Inherent in contemporary American jurisprudence is the notion of ultimate judgment. By its nature, our adversarial system ultimately adjudges one party “right,” and the other party “wrong,” or some variation on that theme. In contrast, mindfulness emphasizes the importance of letting go of the judging and comparing mind in favor of a non-dualistic connection to all of life.
The dualistic nature of our traditional adversarial system can deeply, and unconsciously, effect individual litigants as well as participating attorneys who, almost by ethical mandate, are obligated to embrace the polarized stance of their clients and vigorously advance that position within broad ethical parameters. In this light, it is little wonder that most attorneys harbor a deep dissatisfaction with their professional lives. Even “victorious” litigants are often left feeling hollow and unsatisfied in the wake of an adversarial battle.

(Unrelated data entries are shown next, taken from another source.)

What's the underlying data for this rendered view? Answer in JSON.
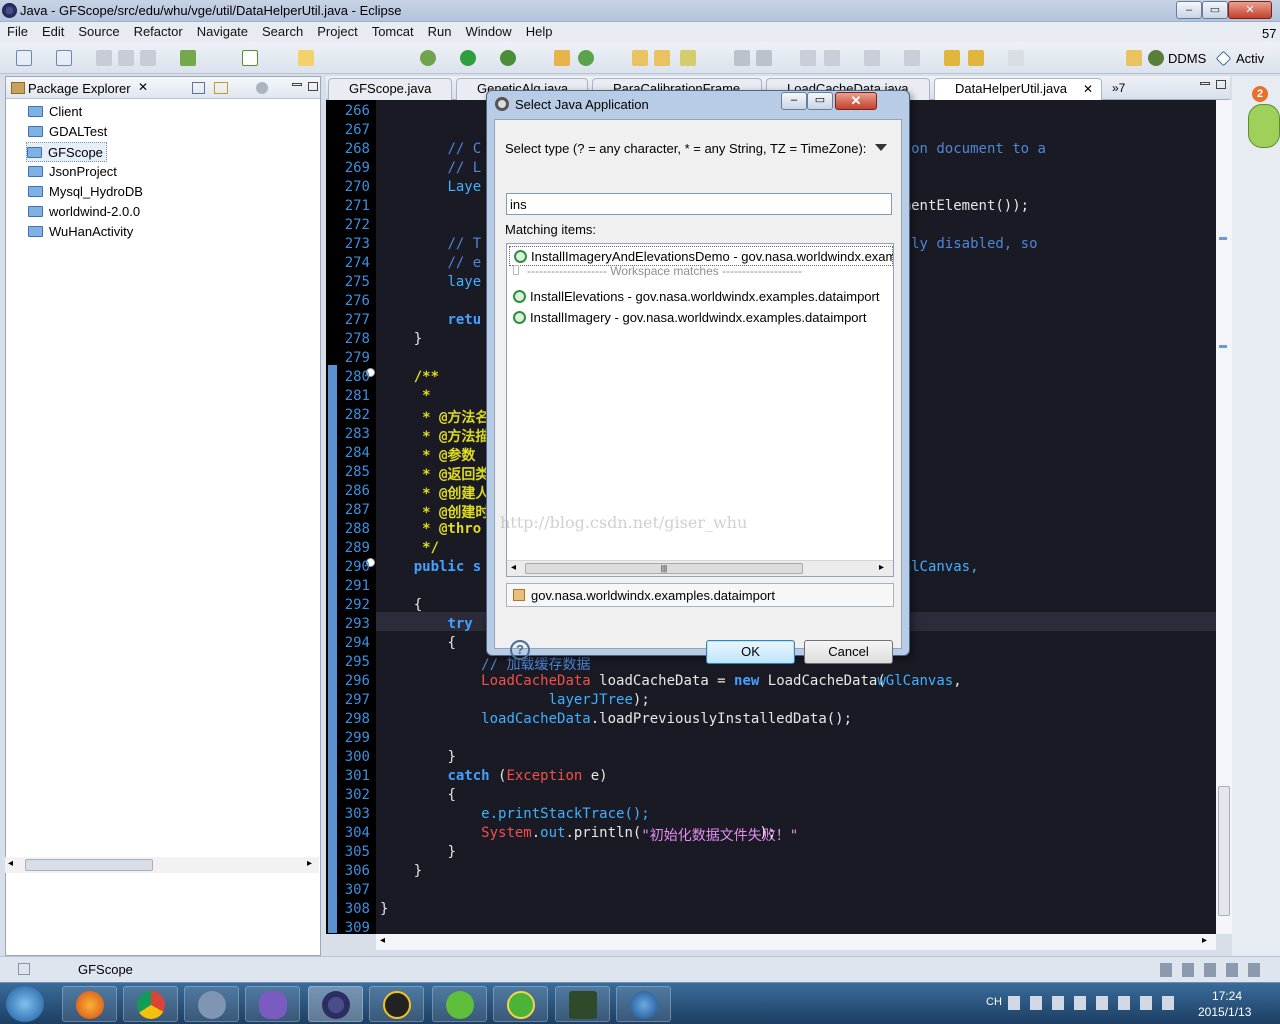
{
  "window": {
    "title": "Java - GFScope/src/edu/whu/vge/util/DataHelperUtil.java - Eclipse",
    "controls": {
      "minimize": "–",
      "maximize": "▭",
      "close": "✕"
    }
  },
  "menu": [
    "File",
    "Edit",
    "Source",
    "Refactor",
    "Navigate",
    "Search",
    "Project",
    "Tomcat",
    "Run",
    "Window",
    "Help"
  ],
  "toolbar_right": {
    "ddms": "DDMS",
    "activ": "Activ"
  },
  "package_explorer": {
    "title": "Package Explorer",
    "items": [
      "Client",
      "GDALTest",
      "GFScope",
      "JsonProject",
      "Mysql_HydroDB",
      "worldwind-2.0.0",
      "WuHanActivity"
    ]
  },
  "editor_tabs": [
    "GFScope.java",
    "GeneticAlg.java",
    "ParaCalibrationFrame",
    "LoadCacheData.java",
    "DataHelperUtil.java",
    "»7"
  ],
  "code": {
    "line_numbers": [
      "266",
      "267",
      "268",
      "269",
      "270",
      "271",
      "272",
      "273",
      "274",
      "275",
      "276",
      "277",
      "278",
      "279",
      "280",
      "281",
      "282",
      "283",
      "284",
      "285",
      "286",
      "287",
      "288",
      "289",
      "290",
      "291",
      "292",
      "293",
      "294",
      "295",
      "296",
      "297",
      "298",
      "299",
      "300",
      "301",
      "302",
      "303",
      "304",
      "305",
      "306",
      "307",
      "308",
      "309"
    ],
    "l268a": "// C",
    "l268b": "ion document to a",
    "l269": "// L",
    "l270a": "Laye",
    "l270b": "(",
    "l271": "mentElement());",
    "l273a": "// T",
    "l273b": "lly disabled, so",
    "l274": "// e",
    "l275": "laye",
    "l277": "retu",
    "l278": "}",
    "l280": "/**",
    "l281": " *",
    "l282": " * @方法名",
    "l283": " * @方法描",
    "l284": " * @参数",
    "l285": " * @返回类",
    "l286": " * @创建人",
    "l287": " * @创建时",
    "l288": " * @thro",
    "l289": " */",
    "l290a": "public s",
    "l290b": "GlCanvas,",
    "l292": "{",
    "l293": "try",
    "l294": "{",
    "l295": "// 加载缓存数据",
    "l296a": "LoadCacheData",
    "l296b": " loadCacheData = ",
    "l296c": "new",
    "l296d": " LoadCacheData(",
    "l296e": "wGlCanvas",
    "l296f": ",",
    "l297a": "layerJTree",
    "l297b": ");",
    "l298a": "loadCacheData",
    "l298b": ".loadPreviouslyInstalledData();",
    "l300": "}",
    "l301a": "catch",
    "l301b": " (",
    "l301c": "Exception",
    "l301d": " e)",
    "l302": "{",
    "l303": "e.printStackTrace();",
    "l304a": "System",
    "l304b": ".",
    "l304c": "out",
    "l304d": ".println(",
    "l304e": "\"初始化数据文件失败！\"",
    "l304f": ");",
    "l305": "}",
    "l306": "}",
    "l308": "}"
  },
  "dialog": {
    "title": "Select Java Application",
    "select_label": "Select type (? = any character, * = any String, TZ = TimeZone):",
    "input_value": "ins",
    "matching_label": "Matching items:",
    "items": [
      "InstallImageryAndElevationsDemo - gov.nasa.worldwindx.exam",
      "-------------------- Workspace matches --------------------",
      "InstallElevations - gov.nasa.worldwindx.examples.dataimport",
      "InstallImagery - gov.nasa.worldwindx.examples.dataimport"
    ],
    "package": "gov.nasa.worldwindx.examples.dataimport",
    "ok": "OK",
    "cancel": "Cancel",
    "help": "?"
  },
  "watermark": "http://blog.csdn.net/giser_whu",
  "status": {
    "selection": "GFScope"
  },
  "notification_badge": "2",
  "corner_badge": "57",
  "clock": {
    "time": "17:24",
    "date": "2015/1/13",
    "lang": "CH"
  },
  "colors": {
    "editor_bg": "#1a1a24",
    "keyword": "#45a0ff",
    "doc": "#dedc20",
    "type": "#f0504c",
    "comment": "#4f86d6"
  }
}
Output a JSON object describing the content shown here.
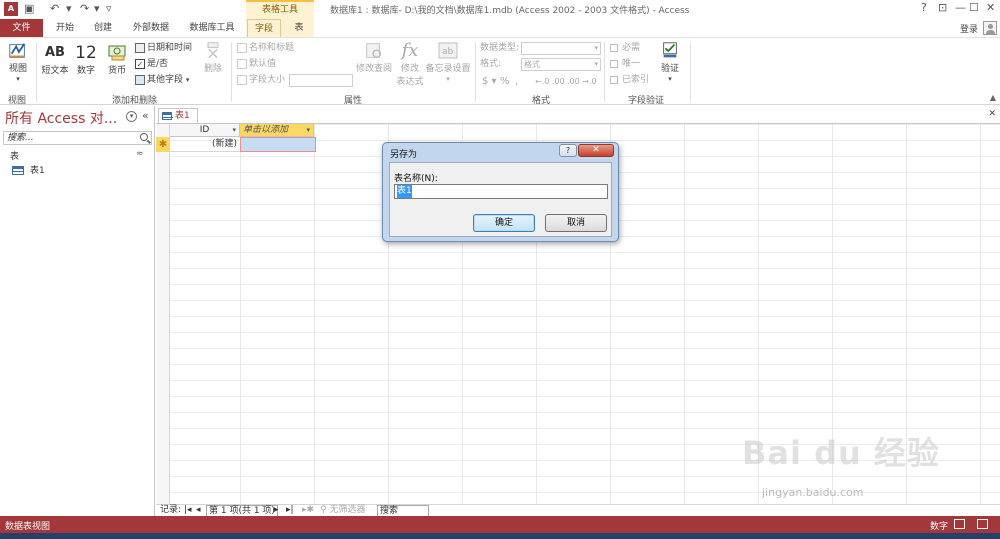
{
  "title_bar": {
    "app_logo": "A",
    "context_tool": "表格工具",
    "window_title": "数据库1 : 数据库- D:\\我的文档\\数据库1.mdb (Access 2002 - 2003 文件格式) - Access",
    "help": "?",
    "restore": "⊡",
    "minimize": "—",
    "maximize": "☐",
    "close": "✕"
  },
  "tabs": {
    "file": "文件",
    "home": "开始",
    "create": "创建",
    "external": "外部数据",
    "db_tools": "数据库工具",
    "fields": "字段",
    "table": "表",
    "login": "登录"
  },
  "ribbon": {
    "view": "视图",
    "short_text": "短文本",
    "short_text_icon": "AB",
    "number": "数字",
    "number_icon": "12",
    "currency": "货币",
    "date_time": "日期和时间",
    "yes_no": "是/否",
    "more_fields": "其他字段",
    "delete": "删除",
    "name_caption": "名称和标题",
    "default_value": "默认值",
    "field_size": "字段大小",
    "modify_lookups": "修改查阅",
    "modify_expression_1": "修改",
    "modify_expression_2": "表达式",
    "memo_settings": "备忘录设置",
    "data_type": "数据类型:",
    "format": "格式:",
    "format_value": "格式",
    "required": "必需",
    "unique": "唯一",
    "indexed": "已索引",
    "validation": "验证",
    "groups": {
      "views": "视图",
      "add_delete": "添加和删除",
      "properties": "属性",
      "formatting": "格式",
      "field_validation": "字段验证"
    }
  },
  "nav_pane": {
    "title": "所有 Access 对...",
    "search_placeholder": "搜索...",
    "group": "表",
    "items": [
      {
        "label": "表1"
      }
    ]
  },
  "document": {
    "tab": "表1",
    "columns": {
      "id": "ID",
      "add": "单击以添加"
    },
    "new_row_marker": "✱",
    "new_record": "(新建)"
  },
  "record_nav": {
    "label": "记录:",
    "position": "第 1 项(共 1 项)",
    "filter": "无筛选器",
    "search": "搜索"
  },
  "dialog": {
    "title": "另存为",
    "help": "?",
    "close": "✕",
    "label": "表名称(N):",
    "value": "表1",
    "ok": "确定",
    "cancel": "取消"
  },
  "status_bar": {
    "left": "数据表视图",
    "right": "数字"
  },
  "watermark": {
    "logo": "Bai du 经验",
    "url": "jingyan.baidu.com"
  },
  "colors": {
    "access_red": "#a4373a",
    "context_yellow": "#fbd766",
    "selection_blue": "#c5dcf3"
  }
}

The integration of mindfulness in law practice helps participants begin to let go of these entrenched dualistic notions. In coming to further embrace the interconnectedness of all living things, a deeper wisdom surfaces, together with invigorated compassion. Creative solutions can then begin to surface unbound from dualistic notions that “things should be this or that way,” that “I am right and he is wrong,” etc.
Solutions emanating from this more connected and open space are far more likely to produce optimal results for all involved parties. Such solutions may even leave the parties more fulfilled, happy, and peaceful than they were prior to the manifestation of their legal issues. Attorneys can discover a renewed sense of purpose and motivation for their professional work.

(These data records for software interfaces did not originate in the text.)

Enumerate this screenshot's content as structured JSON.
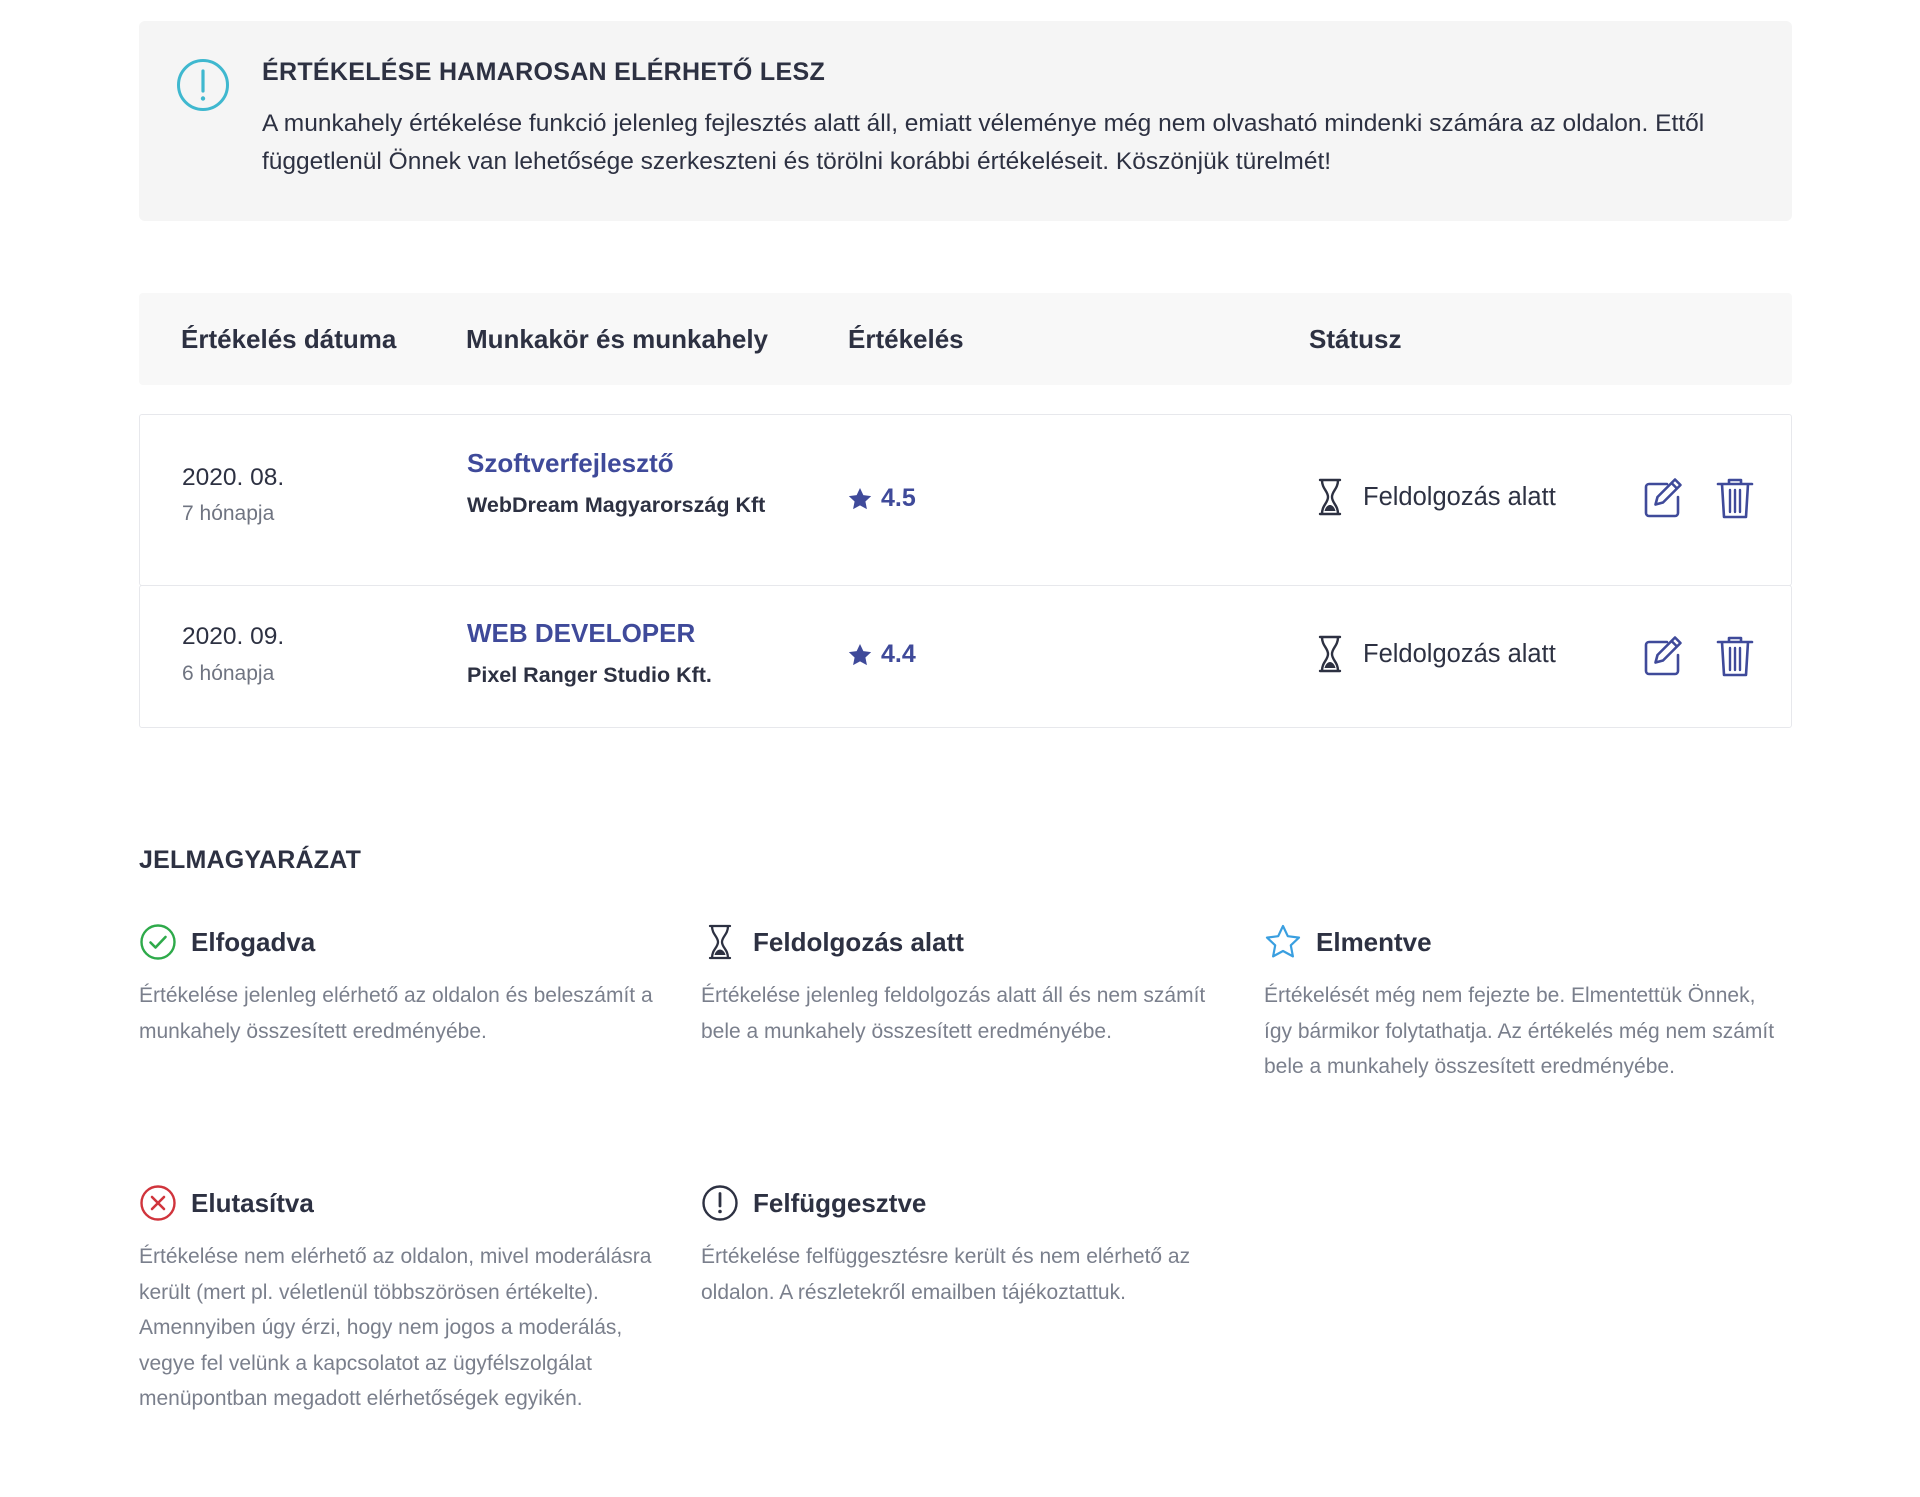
{
  "notice": {
    "icon": "exclamation-circle-icon",
    "title": "ÉRTÉKELÉSE HAMAROSAN ELÉRHETŐ LESZ",
    "text": "A munkahely értékelése funkció jelenleg fejlesztés alatt áll, emiatt véleménye még nem olvasható mindenki számára az oldalon. Ettől függetlenül Önnek van lehetősége szerkeszteni és törölni korábbi értékeléseit. Köszönjük türelmét!"
  },
  "table": {
    "headers": {
      "date": "Értékelés dátuma",
      "job": "Munkakör és munkahely",
      "rating": "Értékelés",
      "status": "Státusz"
    },
    "rows": [
      {
        "date": "2020. 08.",
        "ago": "7 hónapja",
        "job_title": "Szoftverfejlesztő",
        "company": "WebDream Magyarország Kft",
        "rating": "4.5",
        "status": "Feldolgozás alatt"
      },
      {
        "date": "2020. 09.",
        "ago": "6 hónapja",
        "job_title": "WEB DEVELOPER",
        "company": "Pixel Ranger Studio Kft.",
        "rating": "4.4",
        "status": "Feldolgozás alatt"
      }
    ]
  },
  "legend": {
    "title": "JELMAGYARÁZAT",
    "items": [
      {
        "icon": "check-circle-icon",
        "label": "Elfogadva",
        "desc": "Értékelése jelenleg elérhető az oldalon és beleszámít a munkahely összesített eredményébe."
      },
      {
        "icon": "hourglass-icon",
        "label": "Feldolgozás alatt",
        "desc": "Értékelése jelenleg feldolgozás alatt áll és nem számít bele a munkahely összesített eredményébe."
      },
      {
        "icon": "star-outline-icon",
        "label": "Elmentve",
        "desc": "Értékelését még nem fejezte be. Elmentettük Önnek, így bármikor folytathatja. Az értékelés még nem számít bele a munkahely összesített eredményébe."
      },
      {
        "icon": "x-circle-icon",
        "label": "Elutasítva",
        "desc": "Értékelése nem elérhető az oldalon, mivel moderálásra került (mert pl. véletlenül többszörösen értékelte). Amennyiben úgy érzi, hogy nem jogos a moderálás, vegye fel velünk a kapcsolatot az ügyfélszolgálat menüpontban megadott elérhetőségek egyikén."
      },
      {
        "icon": "exclamation-circle-icon",
        "label": "Felfüggesztve",
        "desc": "Értékelése felfüggesztésre került és nem elérhető az oldalon. A részletekről emailben tájékoztattuk."
      }
    ]
  },
  "colors": {
    "accent": "#3f4a9a",
    "notice_icon": "#3fb8cf",
    "success": "#2eaa4a",
    "danger": "#d0343c",
    "saved": "#3a9fe0",
    "text": "#2d3142",
    "muted": "#7a7f8c"
  }
}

To learn more about mindfulness in law practice, contact Attorney Michael Lubofsky at (415) 508-6263 or visit http://www.mindfulaw.com.